Philander Chase, Rachel Denison, memories, heaven, Laura Chase, religion
Chase, Philander, "Letter to Rachel Denison" (1842). Philander Chase Letters. 1153.
Jubilee College 15 July 1842
My dear Sister Rachael
Your short note appended to my Grand Daughter Laura Chase’s letter affects me exceedingly. I grieve at the thoughts of your present illness, knowing as I do its extreme painfulness.
I grieve that your natural vivacity seems to flag and hopes of a recovery seems to grow faint. But amidst these causes of affectionate sympathy I rejoice at the evident triumph of your faith. You seem to realize what I would pray may never be absent form my conscious mind, that there is another and a better state than this: that death to which we are so fast approaching is swallowed up in Victory by the Resurrection of Jesus Christ: and that this Mortal shall put on immortality and that an eternity of Blessedness purchased by the blood of the Son of God will follow this transiting life of wretchedness. May the Holy Ghost continue to nourish in our hearts these plants of heavenly origin till they bring forth fruits in the kingdom of Heaven.
Dear, Dear Sister Rachael! May we be united in faith & hope and eternal happiness as we have been in paternal affection ever since we recognize each others infant faces, on our own Mothers knees and while reposing on her affectionate bosom. Do you remember when we used to sing hymns together before we knew how to raise an octave? Those we’re[sic] happy days, and in bringing them to remembrance my eyes fill with tears, shall I say that they are those of regret that they are never more to return? Nay-- I rejoice that the recollection of them is preserved on my mind to form a model of that state of spiritual sincerity of heart & devotion of soul to God and his glory which the Saviour of the world commended when he set forth Children as a pattern of all truly converted persons.
You speak of James your dear Son: Where is he? I shall never cease to pray that God may watch ever over him for good be he where he may.

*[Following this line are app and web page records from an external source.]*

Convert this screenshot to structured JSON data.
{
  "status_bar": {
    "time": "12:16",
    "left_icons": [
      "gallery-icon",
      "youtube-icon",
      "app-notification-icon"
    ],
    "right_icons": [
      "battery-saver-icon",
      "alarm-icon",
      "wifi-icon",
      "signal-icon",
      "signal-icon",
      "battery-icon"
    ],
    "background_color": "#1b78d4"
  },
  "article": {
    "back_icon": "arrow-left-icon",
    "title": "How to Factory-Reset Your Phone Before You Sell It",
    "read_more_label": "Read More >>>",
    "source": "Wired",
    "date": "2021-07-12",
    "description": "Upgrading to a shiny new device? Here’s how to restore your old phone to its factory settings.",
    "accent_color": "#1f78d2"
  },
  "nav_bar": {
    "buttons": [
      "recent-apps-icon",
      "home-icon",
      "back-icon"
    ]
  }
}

My dear Wife is well as it[sic] dear Laura. The two Sarah’s, Mary and all the Rest. Sam’l is sometimes indisposed: but not is quite well
We have moved from the Robins Nest to the College Hill; and I am now writing this in the Library of Jubilee College already having proceeded in numbering to 1620 Volumes.
I am to set off on my journey in the visitation of the Northern part of my diocese nex[sic] tuesday[sic] the 19th Dudley my dear Son now in orders will accompany me. He is accounted a good preacher. I would wish his constitution were stronger than it is. Give my love to all & believe me ever your most loving brothe[sic] Philander
15th July 1842
My dear Laura
You see I have exhausted all my spare time in ans’g your aunts letter:
Let this suffice for the present.
I am almost distracted with care but am always your affectionate grand Father